GRTA never gets that contentment, because her creators (wisely) choose to pull the plug. And Annie only achieves the enlightenment she speaks of when she stops trying to not only run from her self-loathing, but also by embracing her sense of healthy identity she achieved with Owen.
Which brings us back to the final episode. Owen is in a darker place than Annie, because unlike her, he doesn’t have a true connection in his life. He might never have had one either, as the only person he seems genuinely concerned for after his experience at NPB is Olivia, a woman from his college days we never meet. She is only projected as a shade of his subconscious in the Scorsese-like fantasy (how apt for Jonah Hill to play). His real-life family, meanwhile, treats him as a black sheep to use, be it his mother, whose love comes conditionally, or his brother, who is so awful that Owen’s mental illness created a fantasy alternative that was less monstrous.
Annie very well may be the first intimate human relation he’s had with another soul. And that relation did occur, even if it was experienced in a manufactured fantasy. In fact, all of those fantasies, even the one with that oh, so peculiar Icelandic accent, should not be dismissed as false. Consider one of the very first lines in the Maniac premiere, which is dropped by Theroux’s James as a wannabe omnipotent narrator: “All the worlds that almost were matter just as much as the one we’re in.”
The lives that Owen and Annie almost lived matter just as much as the one they’re living at the end; in that way, they really did grow from those experiences. This is proven as Annie’s breakout of Owen from a mental institution is based on her experiences as Linda Marino, the New Jersey working class mom from the ‘80s who rescued a lemur.
Drawing on Linda’s Garden state drawl, Annie is suddenly as charmingly duplicitous as Linda (as opposed to haphazardly creepy, as how she blackmailed her way into the drug trial during the second episode). The show suggests these realities have some karmic connection, as the name on the sign-in sheet to the mental hospital above her own is Bruce Marino, the name of Owen’s husband in that Jersey Shore reality. And the one Annie quotes as being the patient she’s visiting is Wendy Lemuria. Which, by the by, is awfully similar to the name of Wendy, the lemur.
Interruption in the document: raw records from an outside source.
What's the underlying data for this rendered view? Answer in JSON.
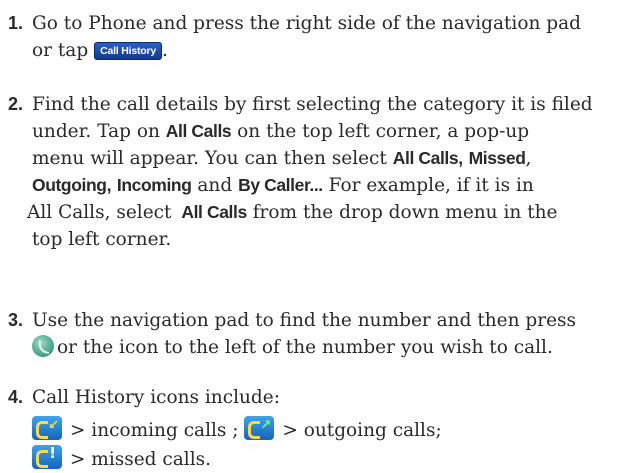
{
  "steps": [
    {
      "num": "1.",
      "line1": "Go to Phone and press the right side of the navigation pad",
      "line2_pre": "or tap",
      "button_label": "Call History",
      "line2_post": "."
    },
    {
      "num": "2.",
      "l1": "Find the call details by first selecting the category it is filed",
      "l2_pre": "under. Tap on",
      "l2_ui": "All Calls",
      "l2_post": "on the top left corner, a pop-up",
      "l3_pre": "menu  will appear. You can then select",
      "l3_ui1": "All Calls",
      "l3_sep": ",",
      "l3_ui2": "Missed",
      "l3_post": ",",
      "l4_ui1": "Outgoing",
      "l4_sep1": ",",
      "l4_ui2": "Incoming",
      "l4_mid": "and",
      "l4_ui3": "By Caller...",
      "l4_post": "For example, if it is in",
      "l5_pre": "All Calls, select",
      "l5_ui": "All Calls",
      "l5_post": "from the drop down menu in the",
      "l6": "top left corner."
    },
    {
      "num": "3.",
      "l1": "Use the navigation pad to find the number and then press",
      "l2": "or the icon to the left of the number you wish to call."
    },
    {
      "num": "4.",
      "l1": "Call History icons include:",
      "incoming": "> incoming calls ;",
      "outgoing": "> outgoing calls;",
      "missed": "> missed calls."
    }
  ],
  "icons": {
    "call_history_button": "call-history-button",
    "talk_key": "green-phone-icon",
    "incoming": "incoming-call-icon",
    "outgoing": "outgoing-call-icon",
    "missed": "missed-call-icon"
  }
}
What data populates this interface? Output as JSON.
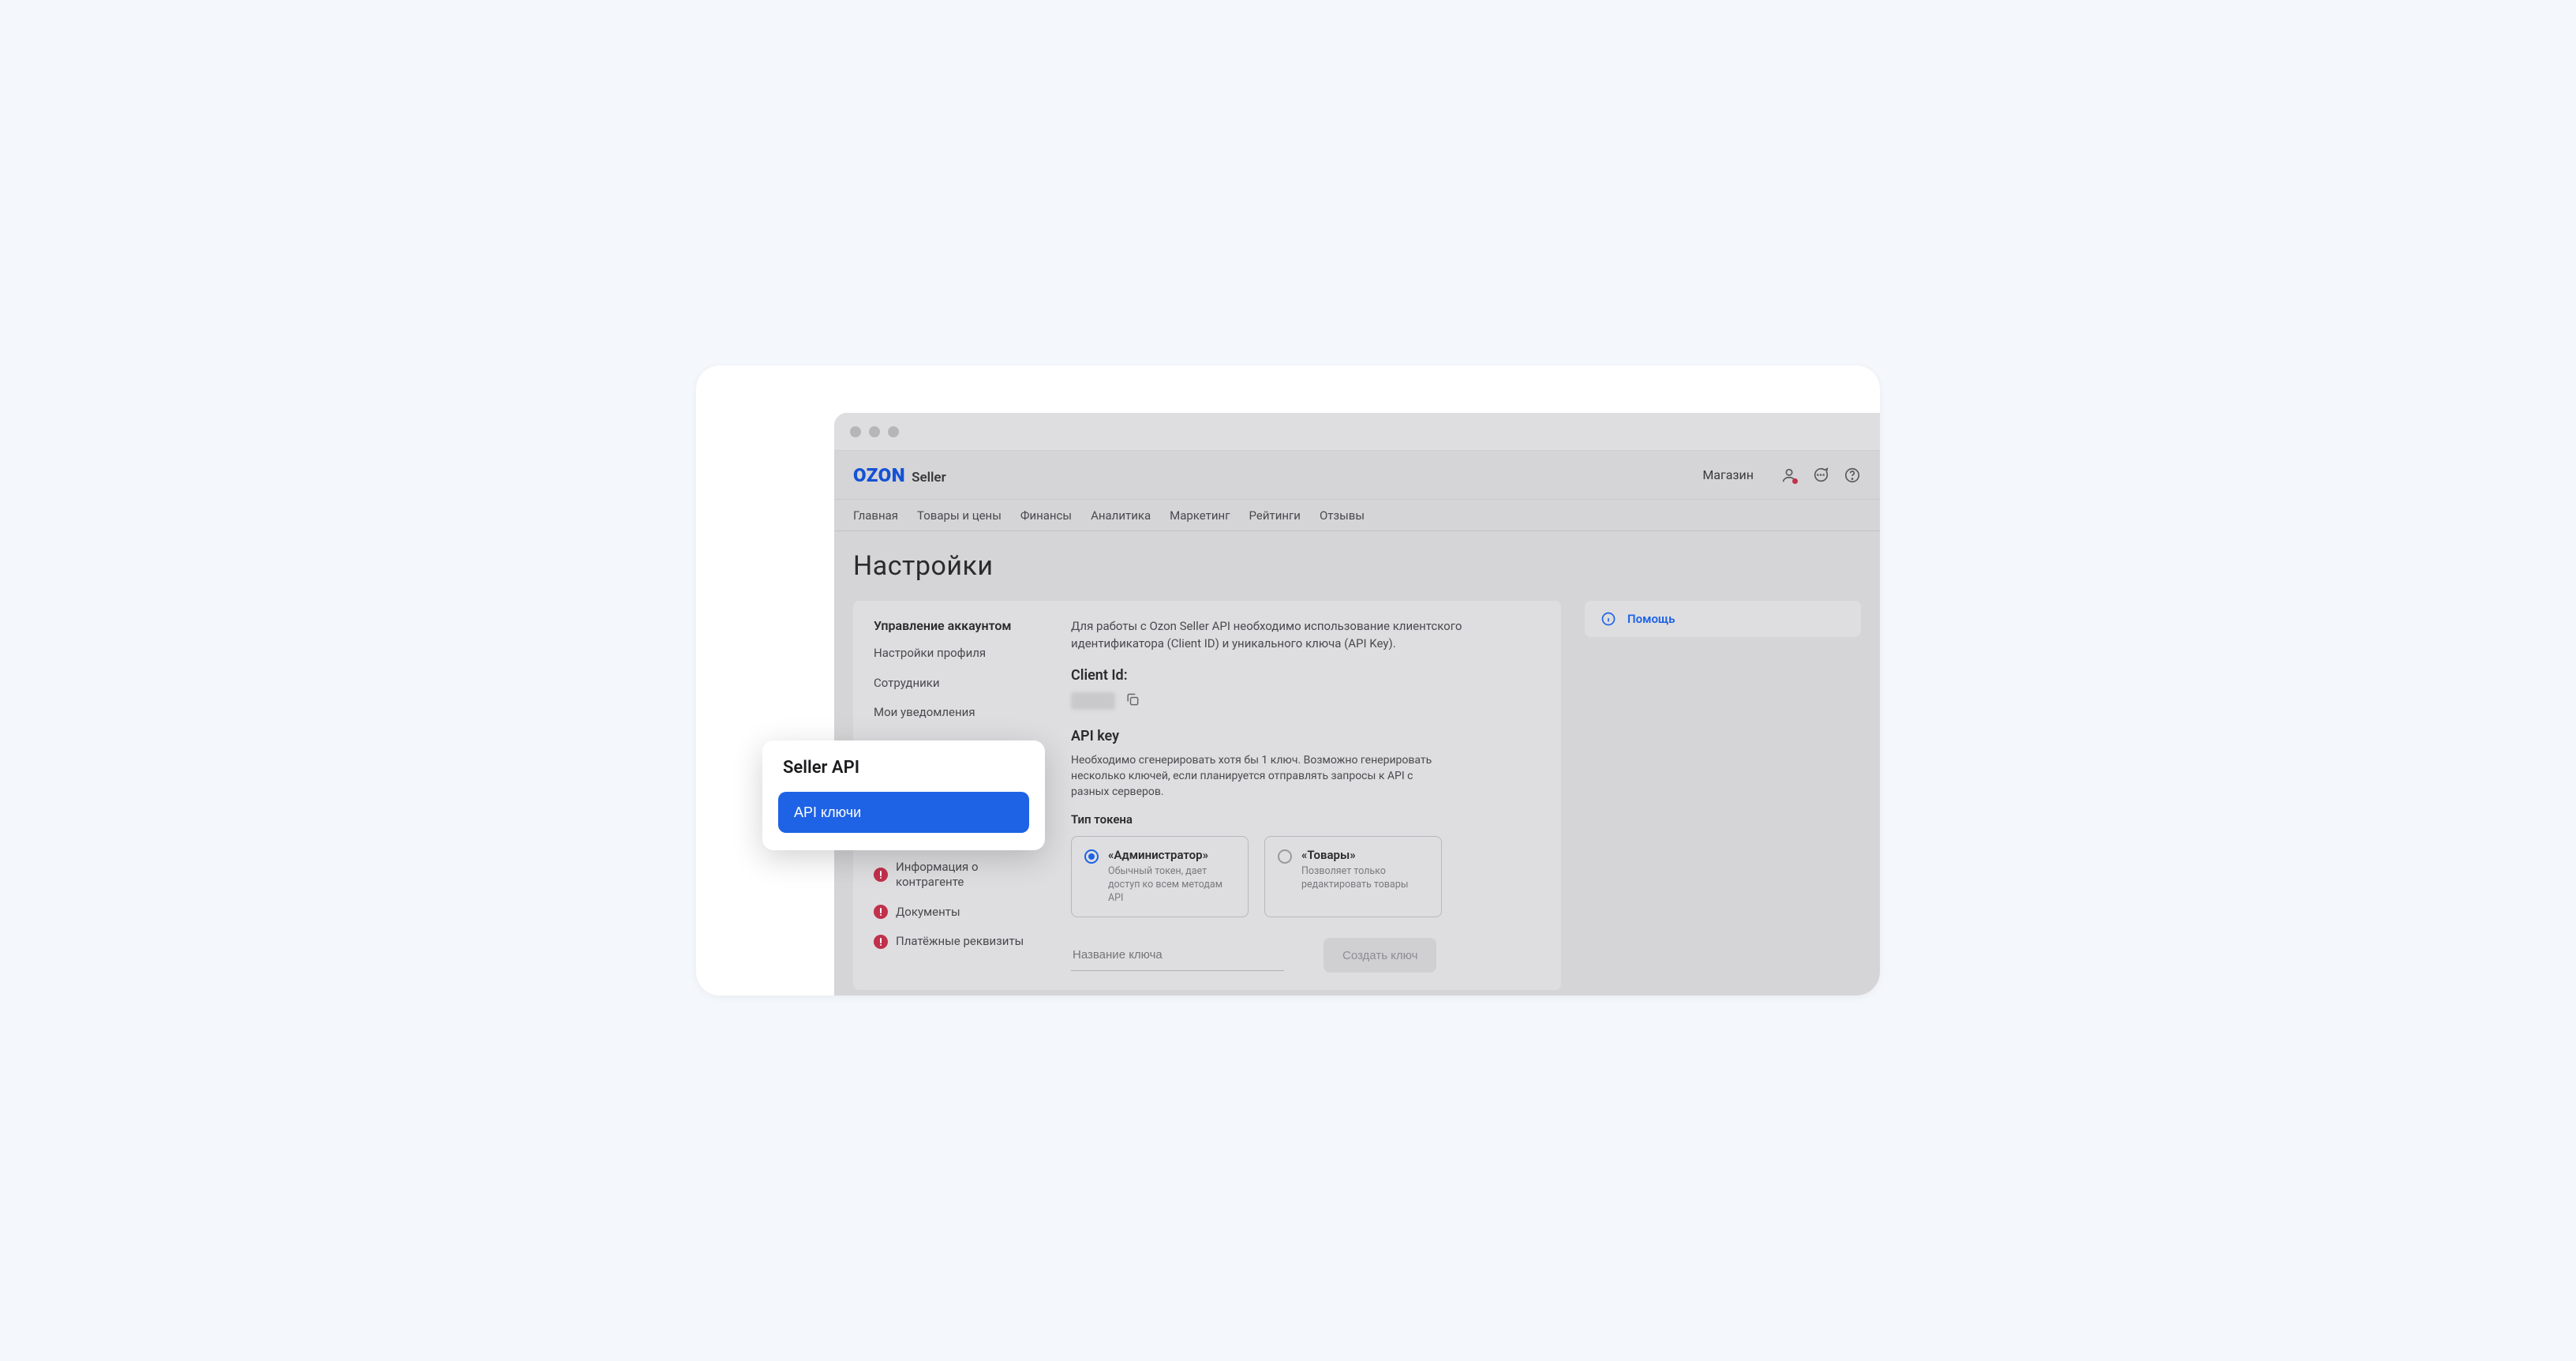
{
  "brand": {
    "logo1": "OZON",
    "logo2": "Seller"
  },
  "topbar": {
    "store": "Магазин"
  },
  "nav": [
    "Главная",
    "Товары и цены",
    "Финансы",
    "Аналитика",
    "Маркетинг",
    "Рейтинги",
    "Отзывы"
  ],
  "page_title": "Настройки",
  "sidebar": {
    "heading": "Управление аккаунтом",
    "items_top": [
      "Настройки профиля",
      "Сотрудники",
      "Мои уведомления"
    ],
    "items_bottom": [
      "Информация о контрагенте",
      "Документы",
      "Платёжные реквизиты"
    ]
  },
  "content": {
    "desc": "Для работы с Ozon Seller API необходимо использование клиентского идентификатора (Client ID) и уникального ключа (API Key).",
    "client_id_label": "Client Id:",
    "api_key_label": "API key",
    "api_key_desc": "Необходимо сгенерировать хотя бы 1 ключ. Возможно генерировать несколько ключей, если планируется отправлять запросы к API с разных серверов.",
    "token_type_label": "Тип токена",
    "cards": [
      {
        "title": "«Администратор»",
        "sub": "Обычный токен, дает доступ ко всем методам API"
      },
      {
        "title": "«Товары»",
        "sub": "Позволяет только редактировать товары"
      }
    ],
    "key_name_placeholder": "Название ключа",
    "create_button": "Создать ключ"
  },
  "help": {
    "label": "Помощь"
  },
  "popup": {
    "title": "Seller API",
    "button": "API ключи"
  }
}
Similarly, the surrealist reality of Owen and Annie’s real world isn’t exactly ours either; not when they have robots that pick up dog poop on New York sidewalks and MTA trains that haven’t been replaced since the 1980s (never mind the Statue of New Liberty). Yet its truth is just as real for them as the fantasies they wind up living in the NPB drugs. And those experiences give them a real connection, even when they hardly know each other—and the chance to find community and happiness in Owen’s idealized future made real. Finally, he has a true relation, and finally Annie is able to finish her road trip to Salt Lake City.
As they drive away during the ending credits, Owen asks “Do we actually know each other?” Annie replies, “We’re off to a good start.” And that is how you learn to adjust around pain.